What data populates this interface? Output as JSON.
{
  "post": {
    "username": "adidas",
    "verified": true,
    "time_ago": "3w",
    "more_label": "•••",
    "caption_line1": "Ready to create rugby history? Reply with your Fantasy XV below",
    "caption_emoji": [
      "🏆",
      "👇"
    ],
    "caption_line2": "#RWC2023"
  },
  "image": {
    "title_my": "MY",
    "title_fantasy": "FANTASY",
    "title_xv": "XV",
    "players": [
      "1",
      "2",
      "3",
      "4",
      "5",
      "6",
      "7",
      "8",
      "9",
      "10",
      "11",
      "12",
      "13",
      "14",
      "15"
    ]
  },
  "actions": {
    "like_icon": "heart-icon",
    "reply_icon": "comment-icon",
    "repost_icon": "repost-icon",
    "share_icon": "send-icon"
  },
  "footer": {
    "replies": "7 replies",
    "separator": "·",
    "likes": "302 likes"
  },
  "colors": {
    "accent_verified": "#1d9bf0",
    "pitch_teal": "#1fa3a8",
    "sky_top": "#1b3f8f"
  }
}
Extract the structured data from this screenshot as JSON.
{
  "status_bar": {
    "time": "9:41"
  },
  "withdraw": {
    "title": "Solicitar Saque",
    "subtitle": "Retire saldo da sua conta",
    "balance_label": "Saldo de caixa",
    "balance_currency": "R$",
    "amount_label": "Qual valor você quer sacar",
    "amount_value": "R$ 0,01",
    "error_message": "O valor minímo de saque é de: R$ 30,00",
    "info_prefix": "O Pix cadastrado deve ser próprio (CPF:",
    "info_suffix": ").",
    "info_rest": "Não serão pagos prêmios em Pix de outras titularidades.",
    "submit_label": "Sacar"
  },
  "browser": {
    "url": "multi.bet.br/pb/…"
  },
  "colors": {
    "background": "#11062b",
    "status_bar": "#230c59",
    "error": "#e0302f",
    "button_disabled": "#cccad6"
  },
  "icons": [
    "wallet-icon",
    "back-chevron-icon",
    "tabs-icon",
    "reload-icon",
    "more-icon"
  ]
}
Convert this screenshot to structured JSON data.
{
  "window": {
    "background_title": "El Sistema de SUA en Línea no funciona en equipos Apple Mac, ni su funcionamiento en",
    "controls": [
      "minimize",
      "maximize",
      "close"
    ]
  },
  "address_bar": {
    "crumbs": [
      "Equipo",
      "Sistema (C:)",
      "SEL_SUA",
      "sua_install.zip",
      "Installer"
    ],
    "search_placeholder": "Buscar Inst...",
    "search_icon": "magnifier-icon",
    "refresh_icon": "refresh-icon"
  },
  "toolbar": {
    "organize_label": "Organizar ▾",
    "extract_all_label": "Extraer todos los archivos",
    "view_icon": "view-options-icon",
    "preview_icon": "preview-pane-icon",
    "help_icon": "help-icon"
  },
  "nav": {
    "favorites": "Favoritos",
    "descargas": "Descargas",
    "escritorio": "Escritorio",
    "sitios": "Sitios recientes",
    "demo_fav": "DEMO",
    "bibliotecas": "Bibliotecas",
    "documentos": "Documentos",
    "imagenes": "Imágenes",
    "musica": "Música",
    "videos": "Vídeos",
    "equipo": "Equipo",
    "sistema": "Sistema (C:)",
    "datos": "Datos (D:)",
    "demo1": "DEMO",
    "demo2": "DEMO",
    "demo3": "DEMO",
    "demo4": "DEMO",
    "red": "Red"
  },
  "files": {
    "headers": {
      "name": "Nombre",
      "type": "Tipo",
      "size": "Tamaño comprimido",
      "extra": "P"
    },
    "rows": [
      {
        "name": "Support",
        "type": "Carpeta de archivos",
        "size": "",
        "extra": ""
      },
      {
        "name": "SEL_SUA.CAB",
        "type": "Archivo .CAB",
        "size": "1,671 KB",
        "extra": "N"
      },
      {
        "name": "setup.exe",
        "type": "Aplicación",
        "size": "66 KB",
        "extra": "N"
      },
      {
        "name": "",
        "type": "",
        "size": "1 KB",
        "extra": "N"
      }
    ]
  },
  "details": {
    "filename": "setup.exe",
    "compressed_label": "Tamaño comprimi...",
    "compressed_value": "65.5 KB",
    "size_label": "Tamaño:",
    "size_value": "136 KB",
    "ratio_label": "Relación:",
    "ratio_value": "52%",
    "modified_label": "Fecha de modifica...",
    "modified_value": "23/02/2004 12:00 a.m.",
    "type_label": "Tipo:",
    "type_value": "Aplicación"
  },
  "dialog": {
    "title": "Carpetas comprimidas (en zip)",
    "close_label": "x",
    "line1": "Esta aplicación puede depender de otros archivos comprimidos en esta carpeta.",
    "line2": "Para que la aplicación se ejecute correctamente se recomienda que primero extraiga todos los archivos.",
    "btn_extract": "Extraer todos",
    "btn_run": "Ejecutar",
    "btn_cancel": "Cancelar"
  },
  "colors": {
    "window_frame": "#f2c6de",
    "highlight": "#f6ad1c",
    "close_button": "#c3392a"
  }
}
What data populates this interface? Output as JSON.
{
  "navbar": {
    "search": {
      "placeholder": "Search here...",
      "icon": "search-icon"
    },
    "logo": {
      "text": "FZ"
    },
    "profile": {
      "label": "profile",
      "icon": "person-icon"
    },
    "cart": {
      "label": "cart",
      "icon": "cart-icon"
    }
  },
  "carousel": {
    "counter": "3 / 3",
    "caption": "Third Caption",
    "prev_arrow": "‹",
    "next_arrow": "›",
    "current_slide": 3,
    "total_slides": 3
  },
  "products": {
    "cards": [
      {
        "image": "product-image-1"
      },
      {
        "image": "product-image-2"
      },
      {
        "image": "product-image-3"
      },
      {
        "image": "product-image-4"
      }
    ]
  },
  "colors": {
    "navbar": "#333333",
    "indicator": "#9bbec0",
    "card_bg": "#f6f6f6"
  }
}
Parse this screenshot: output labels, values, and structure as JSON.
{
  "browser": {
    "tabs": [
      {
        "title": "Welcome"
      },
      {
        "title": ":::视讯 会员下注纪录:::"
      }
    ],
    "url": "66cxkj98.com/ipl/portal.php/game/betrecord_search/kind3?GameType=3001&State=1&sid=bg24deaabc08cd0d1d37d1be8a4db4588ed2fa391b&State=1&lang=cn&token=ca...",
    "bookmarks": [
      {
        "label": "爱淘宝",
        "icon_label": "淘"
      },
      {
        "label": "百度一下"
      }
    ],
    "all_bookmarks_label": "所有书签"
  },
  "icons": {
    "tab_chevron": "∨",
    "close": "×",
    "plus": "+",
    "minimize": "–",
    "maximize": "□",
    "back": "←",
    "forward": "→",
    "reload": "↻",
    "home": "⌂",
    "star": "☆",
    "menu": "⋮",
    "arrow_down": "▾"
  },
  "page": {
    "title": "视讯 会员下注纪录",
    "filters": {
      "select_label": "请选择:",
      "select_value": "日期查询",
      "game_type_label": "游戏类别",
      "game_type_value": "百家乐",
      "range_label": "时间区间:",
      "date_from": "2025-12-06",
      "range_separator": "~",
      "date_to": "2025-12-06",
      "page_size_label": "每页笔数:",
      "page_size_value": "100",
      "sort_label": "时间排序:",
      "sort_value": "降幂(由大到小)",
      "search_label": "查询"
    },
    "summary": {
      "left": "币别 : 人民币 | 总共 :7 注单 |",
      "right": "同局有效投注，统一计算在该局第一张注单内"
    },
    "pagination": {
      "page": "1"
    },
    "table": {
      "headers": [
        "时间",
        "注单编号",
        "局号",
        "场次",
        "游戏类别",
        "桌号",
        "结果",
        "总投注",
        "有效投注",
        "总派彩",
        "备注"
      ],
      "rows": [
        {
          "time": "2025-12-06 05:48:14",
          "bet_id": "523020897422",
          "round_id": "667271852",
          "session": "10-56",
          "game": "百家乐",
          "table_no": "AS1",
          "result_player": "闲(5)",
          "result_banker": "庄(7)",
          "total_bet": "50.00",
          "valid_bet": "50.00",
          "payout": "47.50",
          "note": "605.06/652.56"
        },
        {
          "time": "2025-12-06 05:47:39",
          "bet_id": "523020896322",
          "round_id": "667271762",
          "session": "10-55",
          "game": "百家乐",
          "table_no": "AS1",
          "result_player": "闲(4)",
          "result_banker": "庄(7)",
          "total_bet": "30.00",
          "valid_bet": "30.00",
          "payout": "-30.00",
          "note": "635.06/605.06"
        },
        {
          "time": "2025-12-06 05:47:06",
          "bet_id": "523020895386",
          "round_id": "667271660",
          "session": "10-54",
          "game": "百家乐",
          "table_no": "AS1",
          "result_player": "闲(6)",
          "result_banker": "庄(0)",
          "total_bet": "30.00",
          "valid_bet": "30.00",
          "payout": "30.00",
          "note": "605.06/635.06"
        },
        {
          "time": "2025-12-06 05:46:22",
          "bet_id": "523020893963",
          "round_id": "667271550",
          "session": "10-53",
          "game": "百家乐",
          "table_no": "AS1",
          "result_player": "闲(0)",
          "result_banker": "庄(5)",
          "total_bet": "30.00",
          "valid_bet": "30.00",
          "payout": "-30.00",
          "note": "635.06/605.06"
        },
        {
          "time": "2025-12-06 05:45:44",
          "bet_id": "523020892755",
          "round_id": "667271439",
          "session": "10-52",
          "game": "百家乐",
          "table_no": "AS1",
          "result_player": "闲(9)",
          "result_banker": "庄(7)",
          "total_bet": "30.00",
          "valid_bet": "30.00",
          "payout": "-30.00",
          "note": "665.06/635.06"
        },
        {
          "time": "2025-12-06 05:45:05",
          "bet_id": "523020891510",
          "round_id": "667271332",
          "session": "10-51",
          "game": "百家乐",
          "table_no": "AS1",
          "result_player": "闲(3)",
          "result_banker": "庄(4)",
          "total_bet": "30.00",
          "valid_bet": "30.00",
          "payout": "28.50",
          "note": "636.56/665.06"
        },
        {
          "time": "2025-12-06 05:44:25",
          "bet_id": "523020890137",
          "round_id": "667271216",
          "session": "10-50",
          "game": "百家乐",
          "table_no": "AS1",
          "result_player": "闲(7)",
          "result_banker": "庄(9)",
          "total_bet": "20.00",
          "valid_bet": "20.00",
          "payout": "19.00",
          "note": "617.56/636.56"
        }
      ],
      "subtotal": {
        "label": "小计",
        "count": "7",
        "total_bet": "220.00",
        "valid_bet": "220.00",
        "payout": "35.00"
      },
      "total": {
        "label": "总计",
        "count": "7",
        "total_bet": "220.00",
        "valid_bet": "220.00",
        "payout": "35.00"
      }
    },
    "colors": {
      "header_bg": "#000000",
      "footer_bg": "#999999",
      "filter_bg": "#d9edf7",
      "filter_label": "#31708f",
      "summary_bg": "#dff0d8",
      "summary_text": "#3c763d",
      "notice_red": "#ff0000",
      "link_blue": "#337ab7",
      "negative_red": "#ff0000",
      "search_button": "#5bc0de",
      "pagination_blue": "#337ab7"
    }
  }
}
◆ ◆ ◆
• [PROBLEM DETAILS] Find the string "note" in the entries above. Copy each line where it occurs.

• [WRITTEN RESPONSE]
          "note": "605.06/652.56"
          "note": "635.06/605.06"
          "note": "605.06/635.06"
          "note": "635.06/605.06"
          "note": "665.06/635.06"
          "note": "636.56/665.06"
          "note": "617.56/636.56"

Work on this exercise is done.